Let’s take this idea to COVID-19. The past doesn’t have to be centuries away, even if February 2020 feels like eons ago. We are all nostalgic for pre-pandemic times, so programing that explores these changes will appeal to people now and in the future, even as we emerge from lockdowns.

Consider changes we can witness between now and then, a time before COVID-19, at the onset. It might seem impertinent to try and showcase recent history so quickly, but these are unprecedented times, aren’t they? We’re already seeing literature and TV shows embracing storytelling around socially-distanced romance and pandemic story lines, so it’s not too soon to start reflecting on it.

As a globally-shared experience, there is no end to the types of ideas that museums can consider. You may never have considered a show about bread making or, but this may finally be the moment to get creative.

Spark new conversations
There are already many conversations going, notably with the #MuseumfromHome hashtag on Twitter reaching as far as the Louvre in Paris.
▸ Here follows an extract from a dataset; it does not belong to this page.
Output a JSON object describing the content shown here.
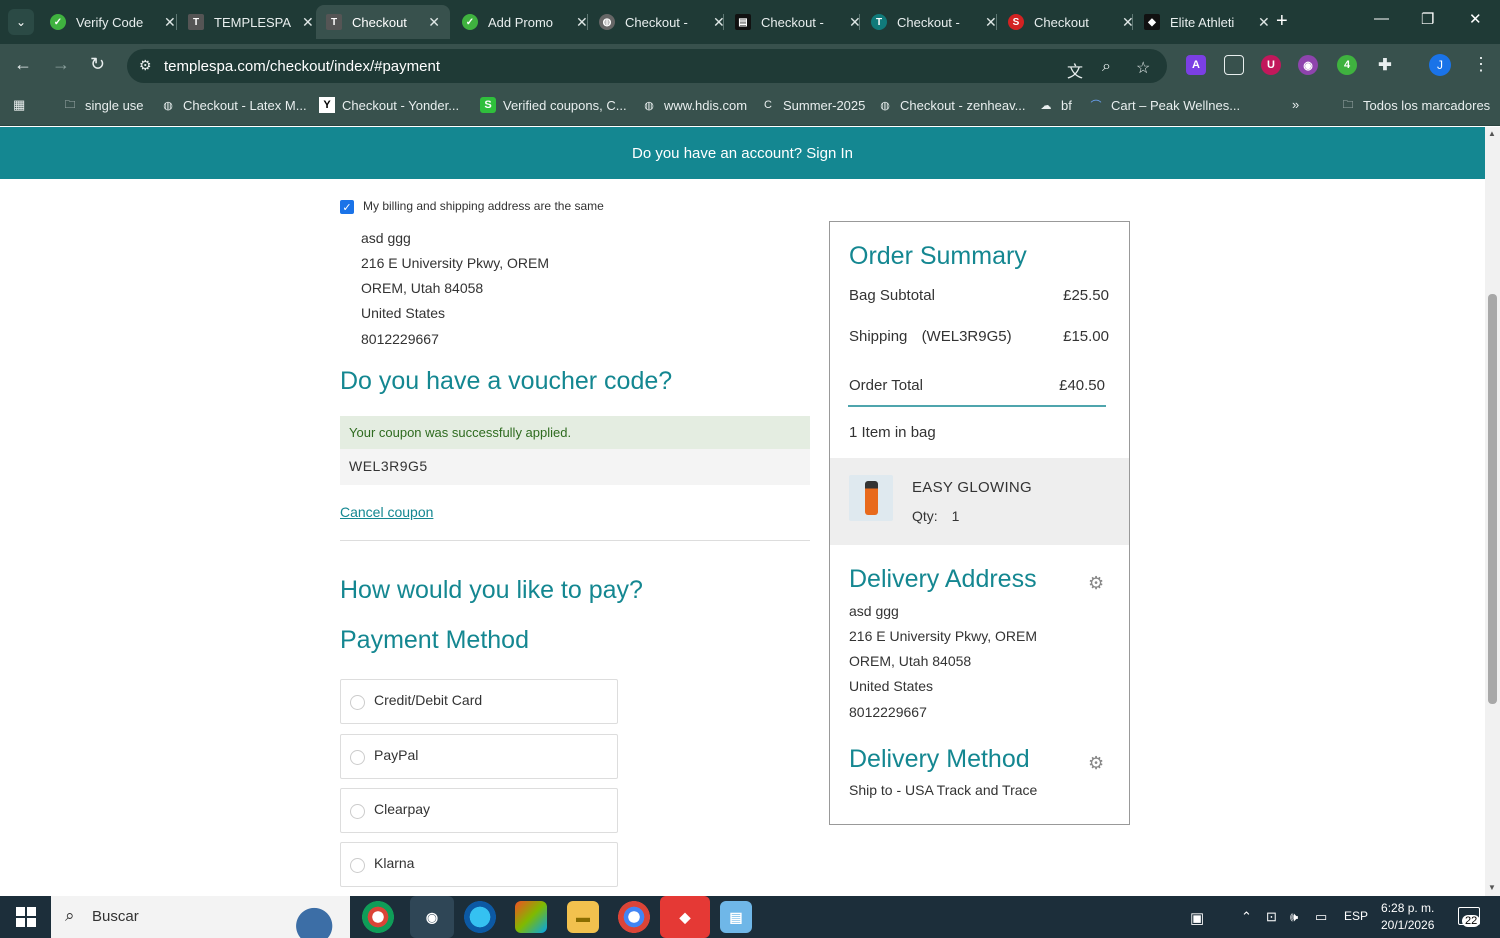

Inspired by a UK museum specialist, the online trend has allowed museums worldwide to stay relevant and pertinent by jumping in on the trend. If your museums has missed the trend, it’s not too late to jump in. If you’re feeling even more ambitious, starting your own conversation.

Remember when museums were fighting over who had the best depiction of a rear-end over the summer? Simpler times. But this is exactly what people want and more important need during the pandemic. Levity may not have served in your museum’s programing before, but times have changed when it comes to engaging audiences.

Meeting museum goers where they are is a key to success, and they are – and will be – online for some time. Keep all of this in mind when creating programing. Smartphone-friendly, relevant, and lighthearted content will be the mix that keeps us all interested in museums as we brave through the winter together.

Visitors will return one day to gawk at the Renaissance paintings, the taxidermized animals, the senseless postmodern art that will leave them saying, “My kid could do this.” Museums are built into our travel mindset. Which museums attract those visitors, however, depends on which ones stay relevant and engage their audience throughout 2021. Again, it’s not too late, but it’s not the moment to keep waiting for the vaccine to fix all of your worries.

Excited about starting something new or making a splash in the digital space that will last beyond the lockdown? It’s time to get thinking. Visitors will be back soon enough, but the digital environment will not die down, so creating effective and engaging digital practices now will only help you in the future. Get in touch with Susan Break at [email protected] to learn more about how DCI can help your museum marketing efforts.